U.S. President Barack Obama was told about the plot in April, and the attempt "underscores the necessity of remaining vigilant against terrorism here and abroad," the White House said.
The threat was foiled around the same time as the anniversary of the raid that killed Osama bin Laden, although a second U.S. counterterrorism official said the attempted attack was not timed to coincide with the death of the al Qaeda leader.
The FBI said it is conducting technical and forensic analysis on the improvised explosive device.
The device is similar to others previously used by al Qaeda in the Arabian Peninsula (AQAP), which Western officials describe as al Qaeda's most dangerous affiliate, the FBI said.
The device was meant to be put on a U.S.-bound airline, U.S. Rep. Peter King, chairman of the House Homeland Security Committee, told CNN's Anderson Cooper.
The New York Republican said discovery of the bomb plot is just one part of an ongoing operation.
"It's not over as far as the operation itself, which is why you're seeing very few details being given out," he said.
Both King and a senior administration official said the intended user of the bomb is no longer a threat.
The recovered device, which never made it near an airport or airplane, was not built to be a so-called body bomb, the official said.

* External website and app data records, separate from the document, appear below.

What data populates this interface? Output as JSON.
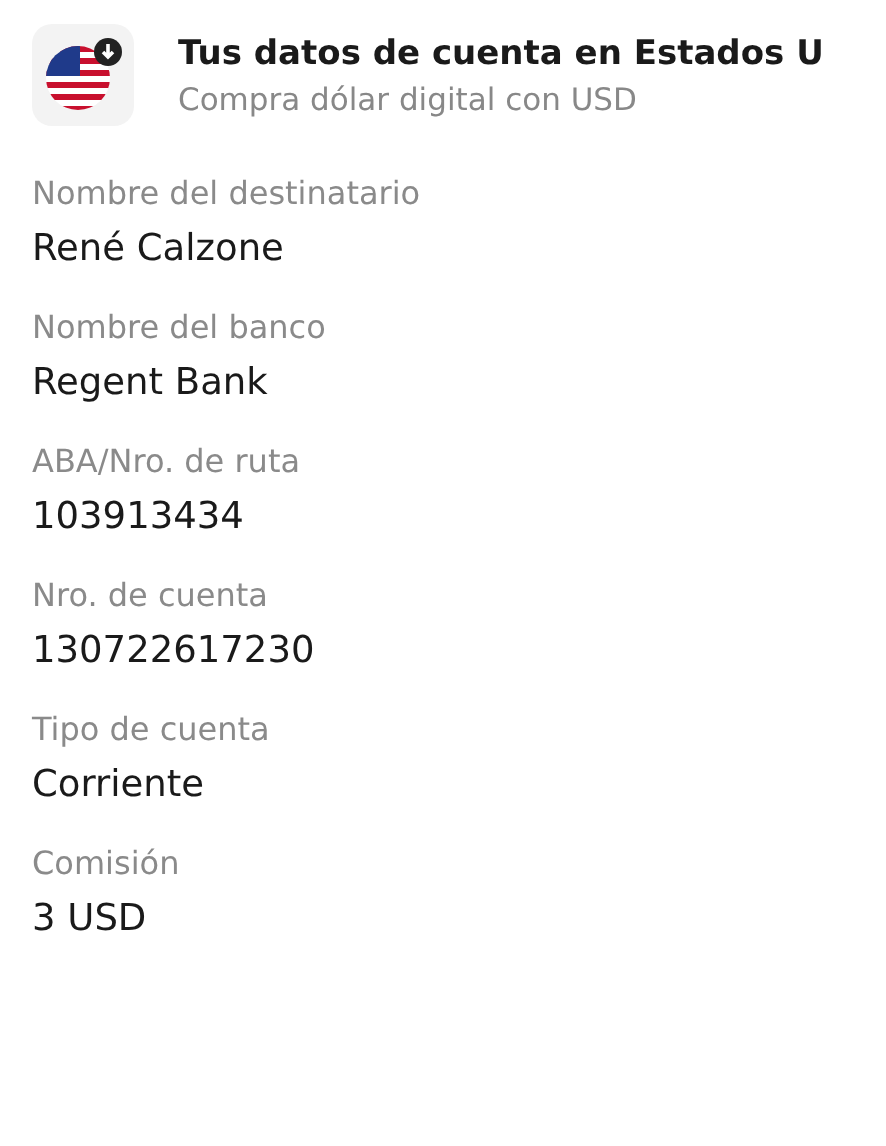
{
  "header": {
    "title": "Tus datos de cuenta en Estados U",
    "subtitle": "Compra dólar digital con USD"
  },
  "fields": [
    {
      "label": "Nombre del destinatario",
      "value": "René Calzone"
    },
    {
      "label": "Nombre del banco",
      "value": "Regent Bank"
    },
    {
      "label": "ABA/Nro. de ruta",
      "value": "103913434"
    },
    {
      "label": "Nro. de cuenta",
      "value": "130722617230"
    },
    {
      "label": "Tipo de cuenta",
      "value": "Corriente"
    },
    {
      "label": "Comisión",
      "value": "3 USD"
    }
  ]
}
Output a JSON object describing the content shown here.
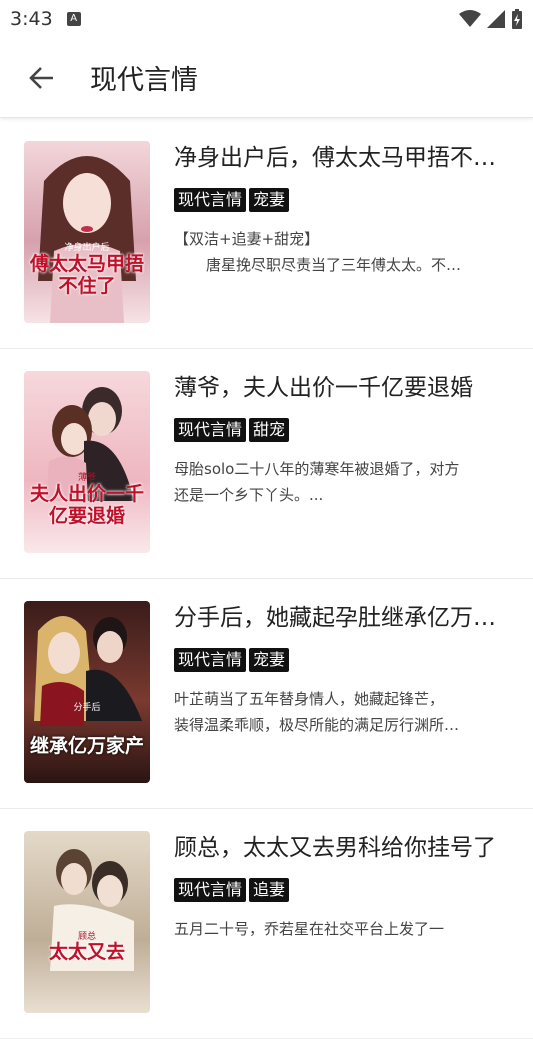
{
  "status_bar": {
    "time": "3:43",
    "notification_letter": "A"
  },
  "app_bar": {
    "title": "现代言情"
  },
  "books": [
    {
      "title": "净身出户后，傅太太马甲捂不住了",
      "tags": [
        "现代言情",
        "宠妻"
      ],
      "desc_line1": "【双洁+追妻+甜宠】",
      "desc_line2": "唐星挽尽职尽责当了三年傅太太。不…",
      "cover_top": "净身出户后",
      "cover_title": "傅太太马甲捂不住了",
      "cover_bg": "#e9b7c0"
    },
    {
      "title": "薄爷，夫人出价一千亿要退婚",
      "tags": [
        "现代言情",
        "甜宠"
      ],
      "desc_line1": "母胎solo二十八年的薄寒年被退婚了，对方",
      "desc_line2": "还是一个乡下丫头。...",
      "cover_top": "薄爷",
      "cover_title": "夫人出价一千亿要退婚",
      "cover_bg": "#f1c9cf"
    },
    {
      "title": "分手后，她藏起孕肚继承亿万家产",
      "tags": [
        "现代言情",
        "宠妻"
      ],
      "desc_line1": "叶芷萌当了五年替身情人，她藏起锋芒，",
      "desc_line2": "装得温柔乖顺，极尽所能的满足厉行渊所…",
      "cover_top": "分手后",
      "cover_title": "继承亿万家产",
      "cover_bg": "#5a2a24"
    },
    {
      "title": "顾总，太太又去男科给你挂号了",
      "tags": [
        "现代言情",
        "追妻"
      ],
      "desc_line1": "五月二十号，乔若星在社交平台上发了一",
      "desc_line2": "",
      "cover_top": "顾总",
      "cover_title": "太太又去",
      "cover_bg": "#d8cbb8"
    }
  ]
}
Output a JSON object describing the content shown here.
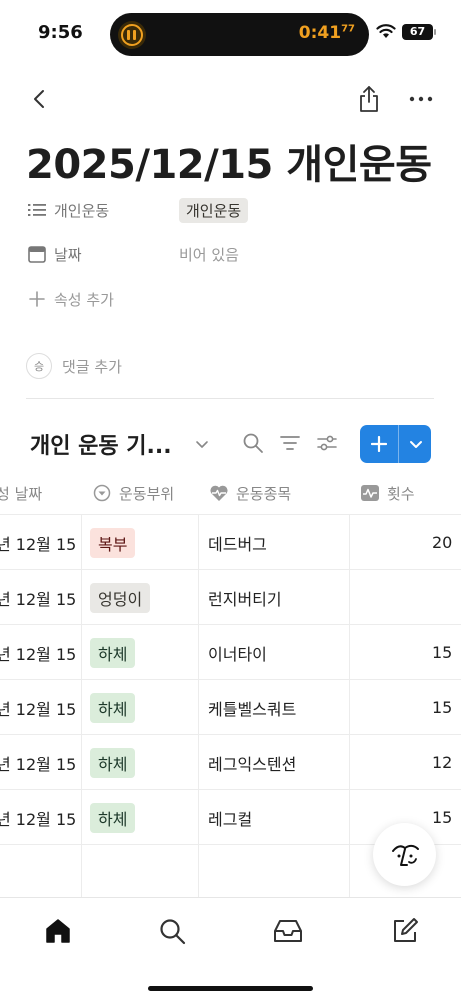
{
  "status_bar": {
    "time": "9:56",
    "timer": "0:41",
    "timer_fraction": "77",
    "battery": "67"
  },
  "page": {
    "title": "2025/12/15 개인운동"
  },
  "properties": [
    {
      "icon": "list-icon",
      "label": "개인운동",
      "value": "개인운동",
      "value_type": "tag"
    },
    {
      "icon": "calendar-icon",
      "label": "날짜",
      "value": "비어 있음",
      "value_type": "empty"
    }
  ],
  "add_property": "속성 추가",
  "comment": {
    "avatar": "승",
    "label": "댓글 추가"
  },
  "database": {
    "title": "개인 운동 기...",
    "columns": [
      {
        "icon": "calendar-icon",
        "label": "성 날짜"
      },
      {
        "icon": "select-icon",
        "label": "운동부위"
      },
      {
        "icon": "heart-pulse-icon",
        "label": "운동종목"
      },
      {
        "icon": "number-icon",
        "label": "횟수"
      }
    ],
    "rows": [
      {
        "date": "년 12월 15",
        "part": "복부",
        "part_color": "red",
        "exercise": "데드버그",
        "reps": "20"
      },
      {
        "date": "년 12월 15",
        "part": "엉덩이",
        "part_color": "gray",
        "exercise": "런지버티기",
        "reps": ""
      },
      {
        "date": "년 12월 15",
        "part": "하체",
        "part_color": "green",
        "exercise": "이너타이",
        "reps": "15"
      },
      {
        "date": "년 12월 15",
        "part": "하체",
        "part_color": "green",
        "exercise": "케틀벨스쿼트",
        "reps": "15"
      },
      {
        "date": "년 12월 15",
        "part": "하체",
        "part_color": "green",
        "exercise": "레그익스텐션",
        "reps": "12"
      },
      {
        "date": "년 12월 15",
        "part": "하체",
        "part_color": "green",
        "exercise": "레그컬",
        "reps": "15"
      }
    ]
  },
  "colors": {
    "accent": "#2383e2",
    "tag_red_bg": "#fbe2dd",
    "tag_green_bg": "#dbeddb",
    "tag_gray_bg": "#e9e8e5"
  },
  "tab_bar": [
    {
      "icon": "home-icon",
      "active": true
    },
    {
      "icon": "search-icon",
      "active": false
    },
    {
      "icon": "inbox-icon",
      "active": false
    },
    {
      "icon": "compose-icon",
      "active": false
    }
  ]
}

"AQAP is the responsible group here," said a different senior U.S. official.
"While similar, a preliminary review of this device shows that it has some significant differences from the device used in the Christmas Day attack. It is clear that AQAP is revamping its bomb techniques to try to avoid the causes of the failure of the 2009 device," the official said, referring to the Detroit incident.
U.S. officials believe AQAP has more than 1,000 members in Yemen and connections to al Qaeda leadership in Pakistan.
Contacted Tuesday, Yemeni officials in the president's office, as well as in the Ministry of the Interior, said they had no information about the plot.
The Yemen affiliate of al Qaeda has been behind two of the most audacious attempts to target the United States in recent years: the attempted 2009 bombing and the printer bombs loaded onto cargo planes in 2010 and destined for an address in Chicago.
In both cases, U.S. authorities believe the bombs were built by Ibrahim al-Asiri. Both devices contained a main charge of PETN, a white powdery explosive that conventional "single beam" X-ray machines are rarely able to detect.
In 2009, al-Asiri fitted out his own brother, Abdullah al-Asiri, with a PETN-based underwear bomb to kill Prince Mohammed bin Nayef, a top Saudi security official. The device killed his brother instantly but failed to kill its target.
The government of Yemen has been fighting AQAP for years, with mixed results.
On Sunday, a senior AQAP operative wanted for his role in the USS Cole bombing was killed by an airstrike in Yemen, officials said.
Fahd al Quso, 37, was killed while riding in a vehicle in the Rafdh district in Shabwa province. He was hit by a CIA drone strike, U.S. officials told CNN.
In February, three months before he was taken out, al Quso was asked whether the group had stopped exporting terror operations to the outside.
"The war didn't end between us and our enemies," he replied. "Wait for what is coming."
The weekend attack plus the foiled airline plot delivered a "one-two punch" against AQAP, a senior administration official said.
"This was a key victory for us. It also reminds us, though, that this war is not going to end in Afghanistan," added King. "Al Qaeda has metastasized and morphed. And they are constantly attempting to find new ways to get at us."
CNN's Pam Benson, Elise